We approach authenticity using a combination and policies and technologies. At a high level, the major components of our authenticity system include:
1. Device identification and reputation technologies that allow us to identify the submission source of all reviews—from any Internet-enabled device including PCs, smartphones, tablets, laptops, or consoles—and expose hidden relationships, while still protecting users’ privacy.
2. Advanced algorithms that review source data, review text, and multiple other attributes to help identify patterns suggestive of fraudulent activity.
3. Business rules that flag submissions based on thresholds associated with evidence, profiles, velocity, geolocation, or other anomalies indicative of fraudulent activity.
4. System-wide analysis capabilities that aggregate large volumes of disparate data from the entire Bazaarvoice network to enable real-time decision screening via a fraud scoring engine.
5. Verified purchase technologies that match the source of submitted content to a specific transaction.
6. Dedicated fraud analysts that monitor suspicious reviews to make a final determination regarding their authenticity.
7. Client audits that help ensure the activities of our own clients do not violate the terms of our Authenticity Policy (e.g., attempts to “un-reject” identified fraudulent content) and which may be suggestive of other efforts to circumvent the system.
These components work together to prevent a single point of failure by allowing the weakness of one tactic to be countered by the strength of another.
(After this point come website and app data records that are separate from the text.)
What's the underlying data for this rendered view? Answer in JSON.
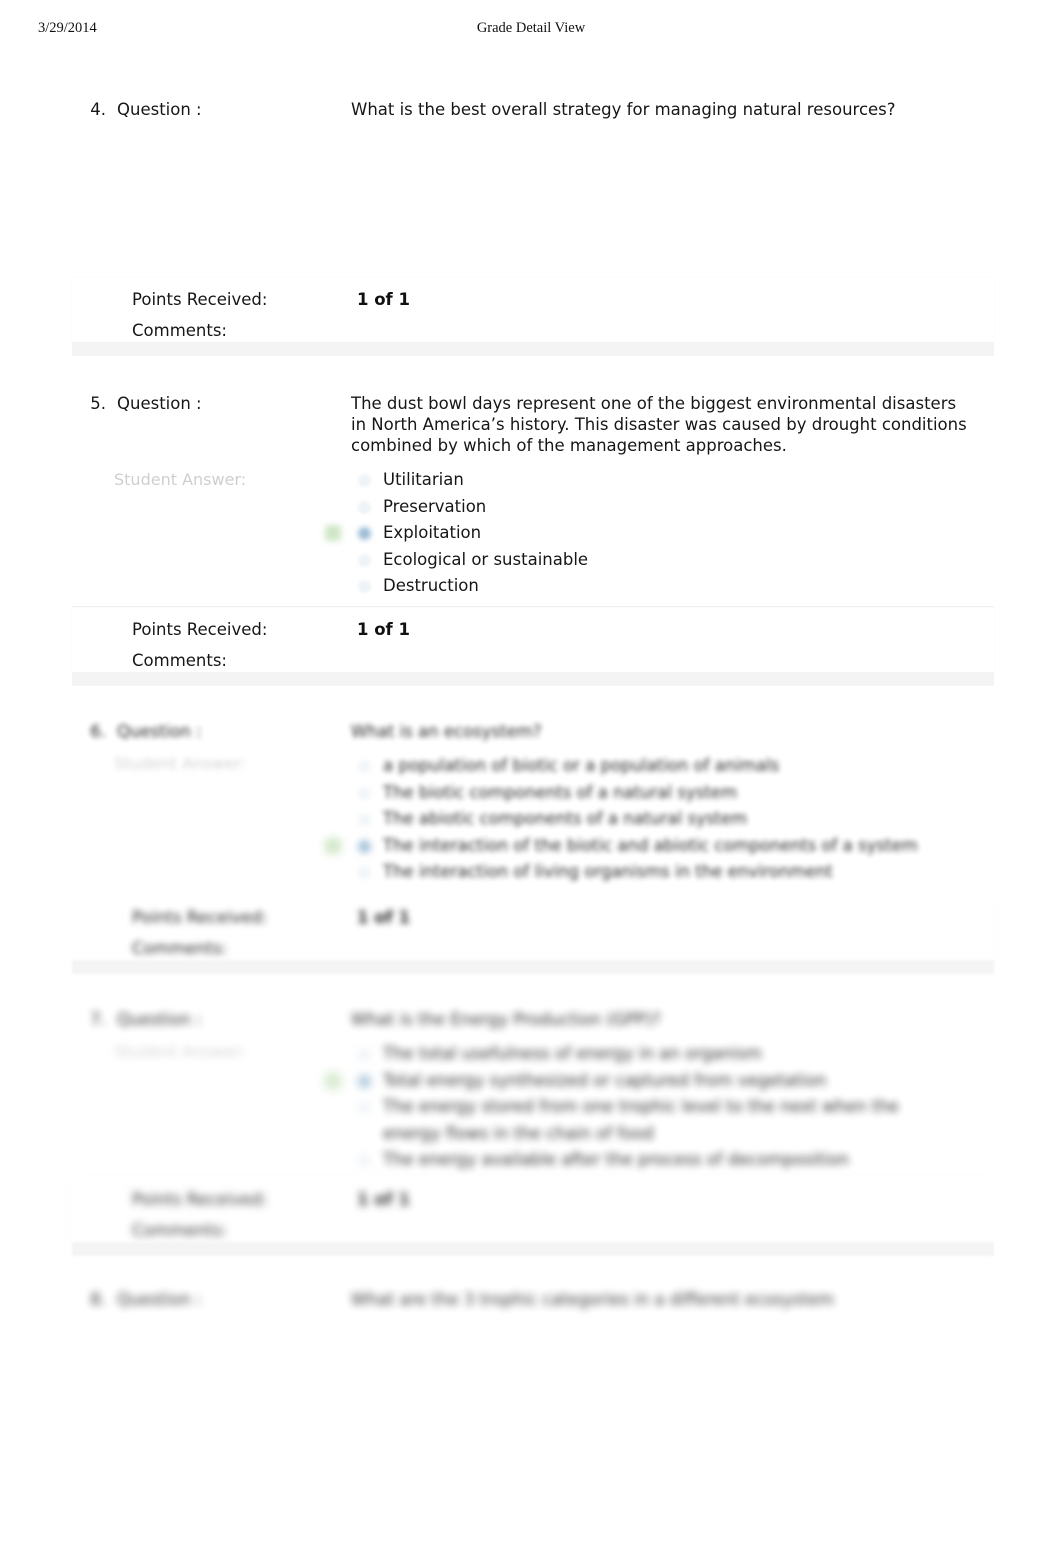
{
  "page": {
    "header_date": "3/29/2014",
    "header_title": "Grade Detail View"
  },
  "labels": {
    "question_label": "Question :",
    "student_answer_label": "Student Answer:",
    "points_received_label": "Points Received:",
    "comments_label": "Comments:"
  },
  "colors": {
    "page_background": "#ffffff",
    "text": "#161616",
    "muted_label": "#cfcfcf",
    "panel_background": "#ffffff",
    "separator_band": "#f4f4f4",
    "correct_marker_green": "#cfe6c6",
    "selected_radio_blue": "#9dbdd6"
  },
  "questions": [
    {
      "number": "4.",
      "question_label": "Question :",
      "text": "What is the best overall strategy for managing natural resources?",
      "student_answer_label": "",
      "options": [],
      "points_label": "Points Received:",
      "points_value": "1 of 1",
      "comments_label": "Comments:",
      "comments_value": "",
      "legible": true
    },
    {
      "number": "5.",
      "question_label": "Question :",
      "text": "The dust bowl days represent one of the biggest environmental disasters in North America’s history. This disaster was caused by drought conditions combined by which of the management approaches.",
      "student_answer_label": "Student Answer:",
      "options": [
        {
          "text": "Utilitarian",
          "selected": false,
          "correct": false
        },
        {
          "text": "Preservation",
          "selected": false,
          "correct": false
        },
        {
          "text": "Exploitation",
          "selected": true,
          "correct": true
        },
        {
          "text": "Ecological or sustainable",
          "selected": false,
          "correct": false
        },
        {
          "text": "Destruction",
          "selected": false,
          "correct": false
        }
      ],
      "points_label": "Points Received:",
      "points_value": "1 of 1",
      "comments_label": "Comments:",
      "comments_value": "",
      "legible": true
    },
    {
      "number": "6.",
      "question_label": "Question :",
      "text": "What is an ecosystem?",
      "student_answer_label": "Student Answer:",
      "options": [
        {
          "text": "a population of biotic or a population of animals",
          "selected": false,
          "correct": false
        },
        {
          "text": "The biotic components of a natural system",
          "selected": false,
          "correct": false
        },
        {
          "text": "The abiotic components of a natural system",
          "selected": false,
          "correct": false
        },
        {
          "text": "The interaction of the biotic and abiotic components of a system",
          "selected": true,
          "correct": true
        },
        {
          "text": "The interaction of living organisms in the environment",
          "selected": false,
          "correct": false
        }
      ],
      "points_label": "Points Received:",
      "points_value": "1 of 1",
      "comments_label": "Comments:",
      "comments_value": "",
      "legible": false
    },
    {
      "number": "7.",
      "question_label": "Question :",
      "text": "What is the Energy Production (GPP)?",
      "student_answer_label": "Student Answer:",
      "options": [
        {
          "text": "The total usefulness of energy in an organism",
          "selected": false,
          "correct": false
        },
        {
          "text": "Total energy synthesized or captured from vegetation",
          "selected": true,
          "correct": true
        },
        {
          "text": "The energy stored from one trophic level to the next when the energy flows in the chain of food",
          "selected": false,
          "correct": false
        },
        {
          "text": "The energy available after the process of decomposition",
          "selected": false,
          "correct": false
        }
      ],
      "points_label": "Points Received:",
      "points_value": "1 of 1",
      "comments_label": "Comments:",
      "comments_value": "",
      "legible": false
    },
    {
      "number": "8.",
      "question_label": "Question :",
      "text": "What are the 3 trophic categories in a different ecosystem",
      "student_answer_label": "",
      "options": [],
      "points_label": "",
      "points_value": "",
      "comments_label": "",
      "comments_value": "",
      "legible": false
    }
  ]
}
As a result, we effectively intercept and combat the variety deceptive practices that affect the trustworthiness of online reviews, including but not limited to:
- Spam, bots, and repetitive script scenarios
- Individuals utilizing various evasion techniques to conduct both small and large-scale fraud efforts
- Supplier solicited fraud (i.e., attempts by individuals to solicit payment in exchange for writing fake reviews via sites such as Fiverr, Craigslist, etc.)
- Agent solicited fraud (i.e., attempts by an agency to procure fake reviews on behalf of a client)
- Employee solicited fraud (i.e., attempts by a businesses/employees to solicit reviews from friends, family, etc.)
- Compliance concerns associated with employees or agents authoring reviews.